oceans are thought to add around 15 million tonnes of methane to
the atmosphere each year. Parts of the surface of the world's oceans
have relatively high concentrations of dissolved methane.
The methane is largely produced by methanogenic microbes called
Archaea which, because they need anaerobic conditions, are to be
found producing methane within sinking particles in the surface
The methane produced in this way then diffuses into the surrounding
water and is emitted to the atmosphere from the ocean surface.
Large amounts of oceanic methane also arise from methanogenesis
in marine sediments, particularly in nutrient rich areas such as
those of estuaries.
Man's impact on oceanic methane emission lies primarily in our
effect on oceanic nutrient inputs through rivers and estuaries.
The nutrient rich waters in many rivers, produced by sewage input
and agricultural run-off, lead to eutrophic conditions in estuaries
and coastal waters.
Such nutrient rich waters and sediments are ideal for methanogenesis,
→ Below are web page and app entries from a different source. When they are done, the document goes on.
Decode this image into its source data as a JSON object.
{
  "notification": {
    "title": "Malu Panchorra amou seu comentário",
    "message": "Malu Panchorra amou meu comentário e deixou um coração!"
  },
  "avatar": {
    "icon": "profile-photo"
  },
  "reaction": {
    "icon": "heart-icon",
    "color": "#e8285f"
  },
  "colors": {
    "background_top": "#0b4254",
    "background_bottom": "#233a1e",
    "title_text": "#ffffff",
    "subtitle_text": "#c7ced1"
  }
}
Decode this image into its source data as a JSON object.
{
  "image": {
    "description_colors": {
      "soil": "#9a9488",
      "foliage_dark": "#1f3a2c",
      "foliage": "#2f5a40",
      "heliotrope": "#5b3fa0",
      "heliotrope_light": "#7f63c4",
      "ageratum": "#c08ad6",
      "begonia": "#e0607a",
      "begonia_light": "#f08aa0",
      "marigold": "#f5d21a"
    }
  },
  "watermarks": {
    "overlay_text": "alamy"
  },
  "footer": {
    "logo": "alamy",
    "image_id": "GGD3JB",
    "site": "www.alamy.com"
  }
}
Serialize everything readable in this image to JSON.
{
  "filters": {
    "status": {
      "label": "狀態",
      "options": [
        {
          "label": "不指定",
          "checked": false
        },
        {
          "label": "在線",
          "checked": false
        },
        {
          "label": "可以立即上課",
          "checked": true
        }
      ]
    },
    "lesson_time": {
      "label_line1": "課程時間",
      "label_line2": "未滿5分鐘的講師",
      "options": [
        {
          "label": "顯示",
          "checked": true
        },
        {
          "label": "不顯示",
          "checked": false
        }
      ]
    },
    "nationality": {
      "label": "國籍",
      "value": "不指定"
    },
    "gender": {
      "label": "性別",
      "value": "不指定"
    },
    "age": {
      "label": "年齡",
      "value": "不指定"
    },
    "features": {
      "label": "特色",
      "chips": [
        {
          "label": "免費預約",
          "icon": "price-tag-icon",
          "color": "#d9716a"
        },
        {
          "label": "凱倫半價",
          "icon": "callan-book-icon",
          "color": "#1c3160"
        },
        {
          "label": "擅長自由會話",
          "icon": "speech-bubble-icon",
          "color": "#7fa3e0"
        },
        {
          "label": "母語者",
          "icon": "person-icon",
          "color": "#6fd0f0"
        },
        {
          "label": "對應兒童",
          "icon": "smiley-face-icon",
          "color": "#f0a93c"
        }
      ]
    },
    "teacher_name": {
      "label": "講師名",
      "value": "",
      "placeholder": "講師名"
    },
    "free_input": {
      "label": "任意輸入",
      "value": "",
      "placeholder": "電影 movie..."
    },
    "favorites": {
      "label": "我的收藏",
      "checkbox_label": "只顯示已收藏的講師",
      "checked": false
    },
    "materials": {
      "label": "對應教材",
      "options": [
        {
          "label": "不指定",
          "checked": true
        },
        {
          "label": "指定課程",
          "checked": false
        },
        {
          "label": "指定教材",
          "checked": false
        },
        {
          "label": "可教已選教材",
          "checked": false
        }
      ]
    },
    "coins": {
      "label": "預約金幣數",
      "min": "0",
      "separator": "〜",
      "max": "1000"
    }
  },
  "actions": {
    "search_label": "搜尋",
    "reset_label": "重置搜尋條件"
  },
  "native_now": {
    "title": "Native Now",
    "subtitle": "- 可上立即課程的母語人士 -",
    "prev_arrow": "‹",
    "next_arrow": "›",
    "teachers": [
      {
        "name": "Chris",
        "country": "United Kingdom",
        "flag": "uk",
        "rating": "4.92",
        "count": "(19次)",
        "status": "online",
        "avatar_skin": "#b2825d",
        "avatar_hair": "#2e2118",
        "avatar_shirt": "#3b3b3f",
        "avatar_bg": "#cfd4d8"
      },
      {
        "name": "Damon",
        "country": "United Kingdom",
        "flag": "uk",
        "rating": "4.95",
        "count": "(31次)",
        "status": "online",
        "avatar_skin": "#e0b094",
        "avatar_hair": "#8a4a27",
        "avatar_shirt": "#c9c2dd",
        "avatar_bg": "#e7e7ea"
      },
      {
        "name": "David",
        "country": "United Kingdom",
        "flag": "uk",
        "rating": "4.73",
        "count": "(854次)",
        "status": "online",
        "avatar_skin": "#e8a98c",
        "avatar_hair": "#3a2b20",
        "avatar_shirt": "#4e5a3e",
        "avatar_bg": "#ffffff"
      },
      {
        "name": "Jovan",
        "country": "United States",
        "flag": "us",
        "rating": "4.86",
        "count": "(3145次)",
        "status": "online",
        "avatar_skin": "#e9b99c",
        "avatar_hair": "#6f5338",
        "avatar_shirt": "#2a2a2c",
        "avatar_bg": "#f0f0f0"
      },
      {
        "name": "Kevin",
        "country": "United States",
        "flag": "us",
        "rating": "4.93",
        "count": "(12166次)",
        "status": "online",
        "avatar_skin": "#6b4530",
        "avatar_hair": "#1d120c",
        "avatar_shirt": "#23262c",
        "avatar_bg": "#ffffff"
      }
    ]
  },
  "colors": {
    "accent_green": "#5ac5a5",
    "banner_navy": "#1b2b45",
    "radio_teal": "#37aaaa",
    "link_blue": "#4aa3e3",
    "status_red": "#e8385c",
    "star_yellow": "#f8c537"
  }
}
with oxygen levels in the water often being very low and with plenty
of organic carbon on which the methanogenic bacteria are able to
Potential for control
Eutrophication of estuaries and coastal waters through sewage and
agricultural run-off has many damaging effects on the environment,
including toxic algal blooms aswell as increased nitrous oxide and
Steps have been taken in some countries to reduce key pollutants,
such as nitrate, through better land management practices. Similarly,
efficient sewage treatment has also led to reductions in levels
of coastal eutrophication in some areas. However, in many parts
of the world such marine pollution continues to increase in line
with a growing human population and the need for ever more intensive